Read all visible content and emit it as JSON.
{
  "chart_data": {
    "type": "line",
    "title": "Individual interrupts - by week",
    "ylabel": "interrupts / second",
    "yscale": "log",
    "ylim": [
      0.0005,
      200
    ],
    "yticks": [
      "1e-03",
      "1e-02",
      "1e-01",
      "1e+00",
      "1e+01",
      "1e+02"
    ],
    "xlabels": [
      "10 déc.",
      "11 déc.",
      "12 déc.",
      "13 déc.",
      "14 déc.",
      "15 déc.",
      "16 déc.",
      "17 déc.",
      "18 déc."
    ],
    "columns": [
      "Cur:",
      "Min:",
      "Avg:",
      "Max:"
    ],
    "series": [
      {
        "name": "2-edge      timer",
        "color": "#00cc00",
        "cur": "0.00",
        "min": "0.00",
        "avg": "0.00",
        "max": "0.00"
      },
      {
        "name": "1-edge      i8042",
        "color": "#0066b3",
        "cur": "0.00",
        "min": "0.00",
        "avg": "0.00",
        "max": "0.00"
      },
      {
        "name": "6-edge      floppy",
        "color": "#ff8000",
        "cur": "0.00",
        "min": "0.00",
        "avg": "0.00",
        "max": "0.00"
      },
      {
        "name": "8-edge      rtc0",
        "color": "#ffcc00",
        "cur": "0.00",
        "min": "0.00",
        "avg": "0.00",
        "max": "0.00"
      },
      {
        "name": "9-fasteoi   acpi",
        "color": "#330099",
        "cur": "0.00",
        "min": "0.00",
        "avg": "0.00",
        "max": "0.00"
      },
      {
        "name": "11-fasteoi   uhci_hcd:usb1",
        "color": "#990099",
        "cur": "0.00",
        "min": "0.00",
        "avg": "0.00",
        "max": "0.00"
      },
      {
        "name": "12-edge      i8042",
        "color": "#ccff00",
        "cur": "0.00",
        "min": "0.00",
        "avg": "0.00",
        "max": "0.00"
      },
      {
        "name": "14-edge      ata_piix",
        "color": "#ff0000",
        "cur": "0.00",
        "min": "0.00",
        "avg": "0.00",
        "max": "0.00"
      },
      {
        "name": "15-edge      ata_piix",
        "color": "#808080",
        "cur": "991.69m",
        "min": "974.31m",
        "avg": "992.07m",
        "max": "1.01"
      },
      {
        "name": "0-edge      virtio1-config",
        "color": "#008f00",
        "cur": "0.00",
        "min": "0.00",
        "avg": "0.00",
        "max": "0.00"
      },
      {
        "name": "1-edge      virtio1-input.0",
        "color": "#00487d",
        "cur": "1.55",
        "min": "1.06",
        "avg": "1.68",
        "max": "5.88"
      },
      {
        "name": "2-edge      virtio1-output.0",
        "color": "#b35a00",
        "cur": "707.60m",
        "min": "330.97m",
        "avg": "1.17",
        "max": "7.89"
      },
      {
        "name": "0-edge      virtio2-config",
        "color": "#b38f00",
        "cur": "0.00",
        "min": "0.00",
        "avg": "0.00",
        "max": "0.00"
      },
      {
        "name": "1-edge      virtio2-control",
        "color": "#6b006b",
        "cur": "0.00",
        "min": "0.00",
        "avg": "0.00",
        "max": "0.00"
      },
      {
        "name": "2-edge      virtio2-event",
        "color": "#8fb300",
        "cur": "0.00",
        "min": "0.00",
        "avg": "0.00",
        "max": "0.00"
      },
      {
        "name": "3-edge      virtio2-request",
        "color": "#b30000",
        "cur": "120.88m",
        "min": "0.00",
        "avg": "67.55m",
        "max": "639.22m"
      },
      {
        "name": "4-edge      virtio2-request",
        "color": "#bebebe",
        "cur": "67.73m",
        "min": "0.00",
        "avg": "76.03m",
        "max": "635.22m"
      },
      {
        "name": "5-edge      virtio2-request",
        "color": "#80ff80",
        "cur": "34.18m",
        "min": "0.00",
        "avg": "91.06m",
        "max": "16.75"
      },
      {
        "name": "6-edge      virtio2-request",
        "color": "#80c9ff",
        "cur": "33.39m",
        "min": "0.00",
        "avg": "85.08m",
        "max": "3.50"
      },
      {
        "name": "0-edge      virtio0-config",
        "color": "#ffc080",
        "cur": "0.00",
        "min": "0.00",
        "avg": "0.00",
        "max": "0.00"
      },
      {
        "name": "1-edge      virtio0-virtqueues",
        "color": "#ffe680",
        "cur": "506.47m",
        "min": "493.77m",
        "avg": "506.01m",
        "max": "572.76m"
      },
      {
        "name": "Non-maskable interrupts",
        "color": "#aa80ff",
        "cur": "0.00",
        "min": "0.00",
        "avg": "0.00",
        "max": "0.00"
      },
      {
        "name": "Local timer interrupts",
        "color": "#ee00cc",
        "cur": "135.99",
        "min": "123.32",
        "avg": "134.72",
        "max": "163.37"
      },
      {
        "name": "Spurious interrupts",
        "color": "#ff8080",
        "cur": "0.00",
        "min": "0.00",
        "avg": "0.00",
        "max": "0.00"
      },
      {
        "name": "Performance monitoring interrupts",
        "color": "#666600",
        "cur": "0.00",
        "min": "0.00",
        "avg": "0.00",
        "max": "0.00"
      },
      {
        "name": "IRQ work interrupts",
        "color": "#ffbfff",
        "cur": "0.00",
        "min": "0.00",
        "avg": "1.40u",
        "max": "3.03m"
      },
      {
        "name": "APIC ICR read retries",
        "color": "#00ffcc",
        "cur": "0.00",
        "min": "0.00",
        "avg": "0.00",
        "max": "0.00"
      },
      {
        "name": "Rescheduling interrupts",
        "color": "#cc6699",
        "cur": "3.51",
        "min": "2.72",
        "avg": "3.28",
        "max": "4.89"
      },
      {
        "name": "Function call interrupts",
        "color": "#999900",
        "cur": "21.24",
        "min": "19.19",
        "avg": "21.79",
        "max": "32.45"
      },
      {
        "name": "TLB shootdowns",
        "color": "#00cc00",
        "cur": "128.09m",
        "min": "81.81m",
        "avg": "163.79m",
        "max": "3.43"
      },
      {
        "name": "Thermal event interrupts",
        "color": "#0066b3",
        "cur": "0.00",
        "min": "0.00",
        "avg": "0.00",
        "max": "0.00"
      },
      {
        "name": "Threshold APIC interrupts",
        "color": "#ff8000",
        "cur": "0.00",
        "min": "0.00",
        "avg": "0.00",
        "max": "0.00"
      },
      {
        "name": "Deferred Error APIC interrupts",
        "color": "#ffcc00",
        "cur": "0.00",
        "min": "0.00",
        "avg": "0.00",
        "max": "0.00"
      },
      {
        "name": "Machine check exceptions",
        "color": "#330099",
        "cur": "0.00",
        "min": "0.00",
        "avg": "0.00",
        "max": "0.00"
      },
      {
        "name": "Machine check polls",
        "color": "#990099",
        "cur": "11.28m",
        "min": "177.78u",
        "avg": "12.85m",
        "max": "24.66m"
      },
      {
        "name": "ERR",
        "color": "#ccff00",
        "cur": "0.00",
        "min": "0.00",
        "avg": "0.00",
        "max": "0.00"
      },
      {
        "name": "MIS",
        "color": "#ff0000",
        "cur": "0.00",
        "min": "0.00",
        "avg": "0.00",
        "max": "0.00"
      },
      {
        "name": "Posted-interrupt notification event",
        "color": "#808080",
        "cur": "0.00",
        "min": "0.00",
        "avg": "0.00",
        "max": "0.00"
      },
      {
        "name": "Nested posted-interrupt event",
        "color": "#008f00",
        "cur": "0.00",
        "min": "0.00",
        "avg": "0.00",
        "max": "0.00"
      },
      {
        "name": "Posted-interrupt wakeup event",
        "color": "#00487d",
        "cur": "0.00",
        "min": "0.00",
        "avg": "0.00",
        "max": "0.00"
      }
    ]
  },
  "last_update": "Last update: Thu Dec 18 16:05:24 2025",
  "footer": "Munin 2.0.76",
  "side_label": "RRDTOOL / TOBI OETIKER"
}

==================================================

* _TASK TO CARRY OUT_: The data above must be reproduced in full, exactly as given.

* _RESPONSE TO THE TASK_:
Read all visible content and emit it as JSON.
{
  "chart_data": {
    "type": "line",
    "title": "Individual interrupts - by week",
    "ylabel": "interrupts / second",
    "yscale": "log",
    "ylim": [
      0.0005,
      200
    ],
    "yticks": [
      "1e-03",
      "1e-02",
      "1e-01",
      "1e+00",
      "1e+01",
      "1e+02"
    ],
    "xlabels": [
      "10 déc.",
      "11 déc.",
      "12 déc.",
      "13 déc.",
      "14 déc.",
      "15 déc.",
      "16 déc.",
      "17 déc.",
      "18 déc."
    ],
    "columns": [
      "Cur:",
      "Min:",
      "Avg:",
      "Max:"
    ],
    "series": [
      {
        "name": "2-edge      timer",
        "color": "#00cc00",
        "cur": "0.00",
        "min": "0.00",
        "avg": "0.00",
        "max": "0.00"
      },
      {
        "name": "1-edge      i8042",
        "color": "#0066b3",
        "cur": "0.00",
        "min": "0.00",
        "avg": "0.00",
        "max": "0.00"
      },
      {
        "name": "6-edge      floppy",
        "color": "#ff8000",
        "cur": "0.00",
        "min": "0.00",
        "avg": "0.00",
        "max": "0.00"
      },
      {
        "name": "8-edge      rtc0",
        "color": "#ffcc00",
        "cur": "0.00",
        "min": "0.00",
        "avg": "0.00",
        "max": "0.00"
      },
      {
        "name": "9-fasteoi   acpi",
        "color": "#330099",
        "cur": "0.00",
        "min": "0.00",
        "avg": "0.00",
        "max": "0.00"
      },
      {
        "name": "11-fasteoi   uhci_hcd:usb1",
        "color": "#990099",
        "cur": "0.00",
        "min": "0.00",
        "avg": "0.00",
        "max": "0.00"
      },
      {
        "name": "12-edge      i8042",
        "color": "#ccff00",
        "cur": "0.00",
        "min": "0.00",
        "avg": "0.00",
        "max": "0.00"
      },
      {
        "name": "14-edge      ata_piix",
        "color": "#ff0000",
        "cur": "0.00",
        "min": "0.00",
        "avg": "0.00",
        "max": "0.00"
      },
      {
        "name": "15-edge      ata_piix",
        "color": "#808080",
        "cur": "991.69m",
        "min": "974.31m",
        "avg": "992.07m",
        "max": "1.01"
      },
      {
        "name": "0-edge      virtio1-config",
        "color": "#008f00",
        "cur": "0.00",
        "min": "0.00",
        "avg": "0.00",
        "max": "0.00"
      },
      {
        "name": "1-edge      virtio1-input.0",
        "color": "#00487d",
        "cur": "1.55",
        "min": "1.06",
        "avg": "1.68",
        "max": "5.88"
      },
      {
        "name": "2-edge      virtio1-output.0",
        "color": "#b35a00",
        "cur": "707.60m",
        "min": "330.97m",
        "avg": "1.17",
        "max": "7.89"
      },
      {
        "name": "0-edge      virtio2-config",
        "color": "#b38f00",
        "cur": "0.00",
        "min": "0.00",
        "avg": "0.00",
        "max": "0.00"
      },
      {
        "name": "1-edge      virtio2-control",
        "color": "#6b006b",
        "cur": "0.00",
        "min": "0.00",
        "avg": "0.00",
        "max": "0.00"
      },
      {
        "name": "2-edge      virtio2-event",
        "color": "#8fb300",
        "cur": "0.00",
        "min": "0.00",
        "avg": "0.00",
        "max": "0.00"
      },
      {
        "name": "3-edge      virtio2-request",
        "color": "#b30000",
        "cur": "120.88m",
        "min": "0.00",
        "avg": "67.55m",
        "max": "639.22m"
      },
      {
        "name": "4-edge      virtio2-request",
        "color": "#bebebe",
        "cur": "67.73m",
        "min": "0.00",
        "avg": "76.03m",
        "max": "635.22m"
      },
      {
        "name": "5-edge      virtio2-request",
        "color": "#80ff80",
        "cur": "34.18m",
        "min": "0.00",
        "avg": "91.06m",
        "max": "16.75"
      },
      {
        "name": "6-edge      virtio2-request",
        "color": "#80c9ff",
        "cur": "33.39m",
        "min": "0.00",
        "avg": "85.08m",
        "max": "3.50"
      },
      {
        "name": "0-edge      virtio0-config",
        "color": "#ffc080",
        "cur": "0.00",
        "min": "0.00",
        "avg": "0.00",
        "max": "0.00"
      },
      {
        "name": "1-edge      virtio0-virtqueues",
        "color": "#ffe680",
        "cur": "506.47m",
        "min": "493.77m",
        "avg": "506.01m",
        "max": "572.76m"
      },
      {
        "name": "Non-maskable interrupts",
        "color": "#aa80ff",
        "cur": "0.00",
        "min": "0.00",
        "avg": "0.00",
        "max": "0.00"
      },
      {
        "name": "Local timer interrupts",
        "color": "#ee00cc",
        "cur": "135.99",
        "min": "123.32",
        "avg": "134.72",
        "max": "163.37"
      },
      {
        "name": "Spurious interrupts",
        "color": "#ff8080",
        "cur": "0.00",
        "min": "0.00",
        "avg": "0.00",
        "max": "0.00"
      },
      {
        "name": "Performance monitoring interrupts",
        "color": "#666600",
        "cur": "0.00",
        "min": "0.00",
        "avg": "0.00",
        "max": "0.00"
      },
      {
        "name": "IRQ work interrupts",
        "color": "#ffbfff",
        "cur": "0.00",
        "min": "0.00",
        "avg": "1.40u",
        "max": "3.03m"
      },
      {
        "name": "APIC ICR read retries",
        "color": "#00ffcc",
        "cur": "0.00",
        "min": "0.00",
        "avg": "0.00",
        "max": "0.00"
      },
      {
        "name": "Rescheduling interrupts",
        "color": "#cc6699",
        "cur": "3.51",
        "min": "2.72",
        "avg": "3.28",
        "max": "4.89"
      },
      {
        "name": "Function call interrupts",
        "color": "#999900",
        "cur": "21.24",
        "min": "19.19",
        "avg": "21.79",
        "max": "32.45"
      },
      {
        "name": "TLB shootdowns",
        "color": "#00cc00",
        "cur": "128.09m",
        "min": "81.81m",
        "avg": "163.79m",
        "max": "3.43"
      },
      {
        "name": "Thermal event interrupts",
        "color": "#0066b3",
        "cur": "0.00",
        "min": "0.00",
        "avg": "0.00",
        "max": "0.00"
      },
      {
        "name": "Threshold APIC interrupts",
        "color": "#ff8000",
        "cur": "0.00",
        "min": "0.00",
        "avg": "0.00",
        "max": "0.00"
      },
      {
        "name": "Deferred Error APIC interrupts",
        "color": "#ffcc00",
        "cur": "0.00",
        "min": "0.00",
        "avg": "0.00",
        "max": "0.00"
      },
      {
        "name": "Machine check exceptions",
        "color": "#330099",
        "cur": "0.00",
        "min": "0.00",
        "avg": "0.00",
        "max": "0.00"
      },
      {
        "name": "Machine check polls",
        "color": "#990099",
        "cur": "11.28m",
        "min": "177.78u",
        "avg": "12.85m",
        "max": "24.66m"
      },
      {
        "name": "ERR",
        "color": "#ccff00",
        "cur": "0.00",
        "min": "0.00",
        "avg": "0.00",
        "max": "0.00"
      },
      {
        "name": "MIS",
        "color": "#ff0000",
        "cur": "0.00",
        "min": "0.00",
        "avg": "0.00",
        "max": "0.00"
      },
      {
        "name": "Posted-interrupt notification event",
        "color": "#808080",
        "cur": "0.00",
        "min": "0.00",
        "avg": "0.00",
        "max": "0.00"
      },
      {
        "name": "Nested posted-interrupt event",
        "color": "#008f00",
        "cur": "0.00",
        "min": "0.00",
        "avg": "0.00",
        "max": "0.00"
      },
      {
        "name": "Posted-interrupt wakeup event",
        "color": "#00487d",
        "cur": "0.00",
        "min": "0.00",
        "avg": "0.00",
        "max": "0.00"
      }
    ]
  },
  "last_update": "Last update: Thu Dec 18 16:05:24 2025",
  "footer": "Munin 2.0.76",
  "side_label": "RRDTOOL / TOBI OETIKER"
}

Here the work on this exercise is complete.